Title : On the Human Form: Efficient acquisition, modeling and manipulation of the human body

Candidate: Otavio Braga
Advisor: Davi Geiger

Abstract: This thesis concerns the acquisition, modeling and manipulation of the human form.

First, we acquire body models. We introduce an efficient bootstraped algorithm that we employed to register over 2,000 high resolution body scans of male and female adult subjects. Our algorithm outputs not only the traditional vertex correspondences, but also directly produces a high quality model which can be immediately deformed. We then employ the result to fit noisy depth maps coming from now commercially available 3D sensors such as Microsoft's Kinect and PrimeSense's Carmine.
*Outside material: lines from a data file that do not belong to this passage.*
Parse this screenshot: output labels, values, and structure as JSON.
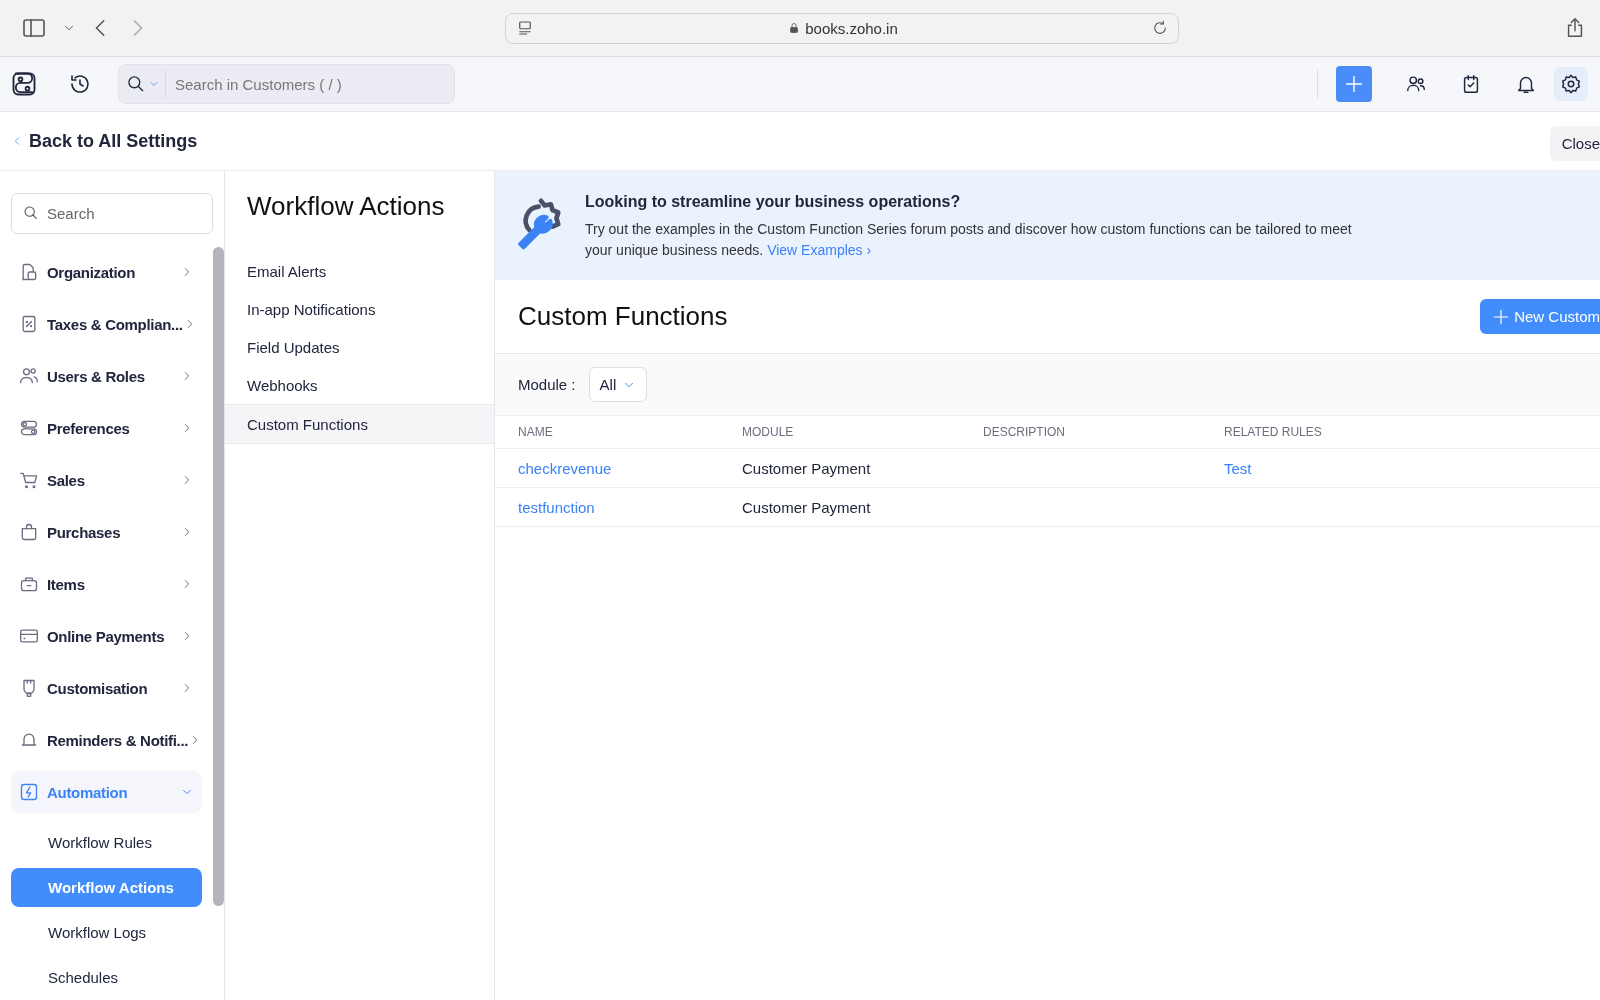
{
  "browser": {
    "url": "books.zoho.in"
  },
  "topbar": {
    "search": {
      "placeholder": "Search in Customers ( / )"
    }
  },
  "back_link": "Back to All Settings",
  "close_button": "Close",
  "sidebar": {
    "search": {
      "placeholder": "Search"
    },
    "items": [
      {
        "label": "Organization",
        "expanded": false,
        "selected": false
      },
      {
        "label": "Taxes & Complian...",
        "expanded": false,
        "selected": false
      },
      {
        "label": "Users & Roles",
        "expanded": false,
        "selected": false
      },
      {
        "label": "Preferences",
        "expanded": false,
        "selected": false
      },
      {
        "label": "Sales",
        "expanded": false,
        "selected": false
      },
      {
        "label": "Purchases",
        "expanded": false,
        "selected": false
      },
      {
        "label": "Items",
        "expanded": false,
        "selected": false
      },
      {
        "label": "Online Payments",
        "expanded": false,
        "selected": false
      },
      {
        "label": "Customisation",
        "expanded": false,
        "selected": false
      },
      {
        "label": "Reminders & Notifi...",
        "expanded": false,
        "selected": false
      },
      {
        "label": "Automation",
        "expanded": true,
        "selected": true,
        "children": [
          {
            "label": "Workflow Rules",
            "selected": false
          },
          {
            "label": "Workflow Actions",
            "selected": true
          },
          {
            "label": "Workflow Logs",
            "selected": false
          },
          {
            "label": "Schedules",
            "selected": false
          }
        ]
      }
    ]
  },
  "actions": {
    "title": "Workflow Actions",
    "items": [
      {
        "label": "Email Alerts",
        "selected": false
      },
      {
        "label": "In-app Notifications",
        "selected": false
      },
      {
        "label": "Field Updates",
        "selected": false
      },
      {
        "label": "Webhooks",
        "selected": false
      },
      {
        "label": "Custom Functions",
        "selected": true
      }
    ]
  },
  "banner": {
    "heading": "Looking to streamline your business operations?",
    "text": "Try out the examples in the Custom Function Series forum posts and discover how custom functions can be tailored to meet your unique business needs.",
    "link": "View Examples ›"
  },
  "functions": {
    "title": "Custom Functions",
    "new_button": "New Custom",
    "filter": {
      "label": "Module :",
      "value": "All"
    },
    "table": {
      "columns": [
        "NAME",
        "MODULE",
        "DESCRIPTION",
        "RELATED RULES"
      ],
      "rows": [
        {
          "name": "checkrevenue",
          "module": "Customer Payment",
          "related_rules": "Test"
        },
        {
          "name": "testfunction",
          "module": "Customer Payment"
        }
      ]
    }
  }
}
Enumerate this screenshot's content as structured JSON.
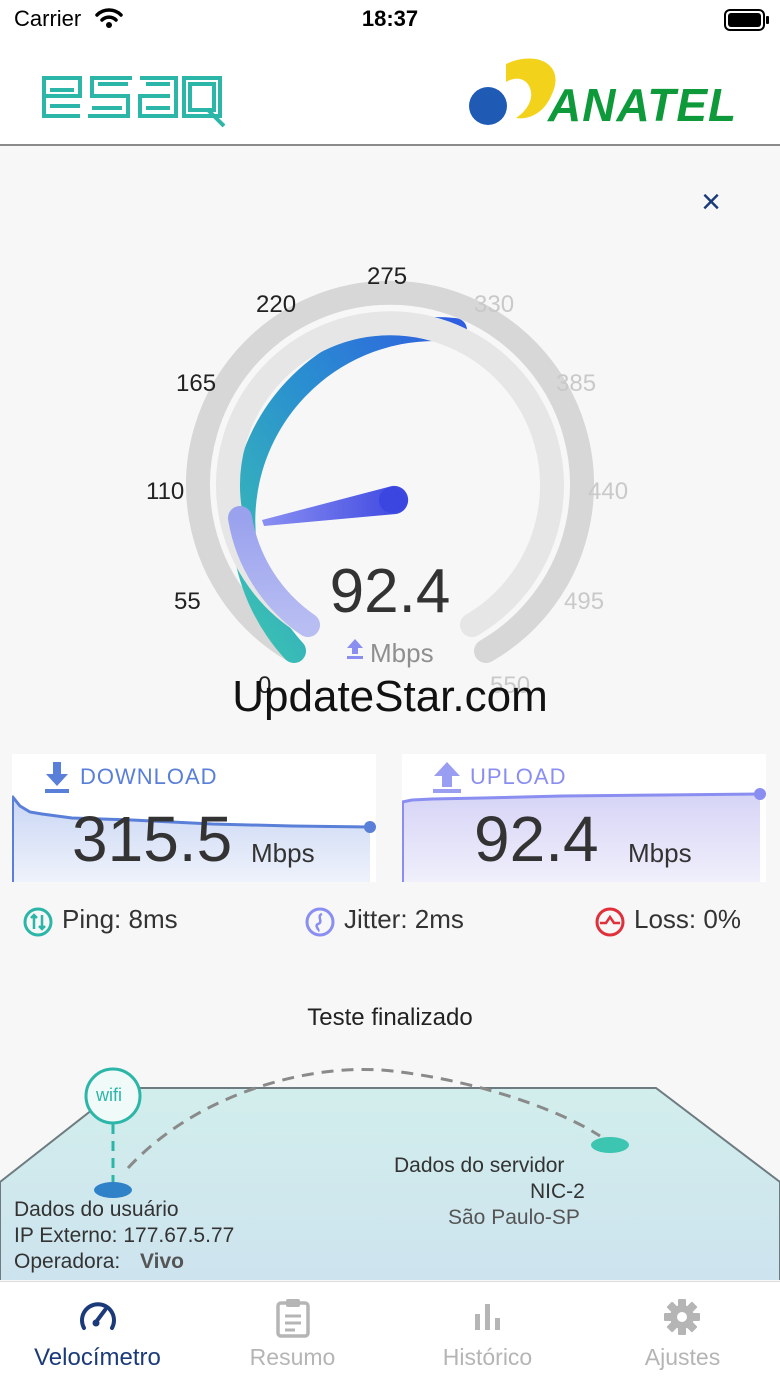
{
  "status_bar": {
    "carrier": "Carrier",
    "time": "18:37"
  },
  "header": {
    "logo_left": "esaq",
    "logo_right": "ANATEL"
  },
  "close_label": "×",
  "gauge": {
    "ticks_active": [
      "55",
      "110",
      "165",
      "220",
      "275"
    ],
    "ticks_inactive": [
      "330",
      "385",
      "440",
      "495",
      "550"
    ],
    "tick_zero": "0",
    "value": "92.4",
    "unit": "Mbps",
    "max": 550,
    "colors": {
      "arc_start": "#3cc5b0",
      "arc_end": "#2f5fe0",
      "needle": "#4b55e6",
      "track": "#d7d7d7"
    }
  },
  "watermark": "UpdateStar.com",
  "download": {
    "label": "DOWNLOAD",
    "value": "315.5",
    "unit": "Mbps"
  },
  "upload": {
    "label": "UPLOAD",
    "value": "92.4",
    "unit": "Mbps"
  },
  "metrics": {
    "ping": "Ping: 8ms",
    "jitter": "Jitter: 2ms",
    "loss": "Loss: 0%"
  },
  "status_text": "Teste finalizado",
  "map": {
    "wifi_label": "wifi",
    "user_title": "Dados do usuário",
    "user_ip": "IP Externo: 177.67.5.77",
    "user_operator_label": "Operadora:",
    "user_operator": "Vivo",
    "server_title": "Dados do servidor",
    "server_name": "NIC-2",
    "server_location": "São Paulo-SP"
  },
  "tabs": [
    {
      "label": "Velocímetro",
      "icon": "speedometer-icon",
      "active": true
    },
    {
      "label": "Resumo",
      "icon": "clipboard-icon",
      "active": false
    },
    {
      "label": "Histórico",
      "icon": "bar-chart-icon",
      "active": false
    },
    {
      "label": "Ajustes",
      "icon": "gear-icon",
      "active": false
    }
  ]
}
We conclude by describing a new real-time system for image-based body manipulation called BodyJam, that lets you change your outfit with a finger snap. BodyJam is inspired by a technique invented by the surrealists a century ago: "Exquisite corpse", a method by which a collection of images (of body parts) is collectively assembled. BodyJam does it on a video display that mirrors the pose in real-time of a real-person standing in front of the camera/display mirror, and allows the user to change clothes and other appearance attributes. Using Microsoft's Kinect, poses are matched to a video database of different torsos and legs, and "pages" showing different clothes are turned by handwitch focus to the topic of body manipulation. We first revisit the more traditional way of specifying bodies from a set of measurements, such as coming from clothing sizing charts, showing how the statistics of the population learned during the registration can aid us in accurately defining the body shape. We then introduce a new manipulation metaphor, where we navigate through the space of body shapes and poses by directly dragging the body mesh surface.

We conclude by describing a new real-time system for image-based body manipulation called BodyJam, that lets you change your outfit with a finger snap. BodyJam is inspired by a technique invented by the surrealists a century ago: "Exquisite Corpse", a method by which a collection of images (of body parts) is collectively assembled. BodyJam does it on a video display that mirrors the pose in real-time of a real-person standing in front of the camera/display mirror, and allows the user to change clothes and other appearance attributes. Using Microsoft's Kinect, poses are matched to a video database of different torsos and legs, and "pages" showing different clothes are turned by hand gestures.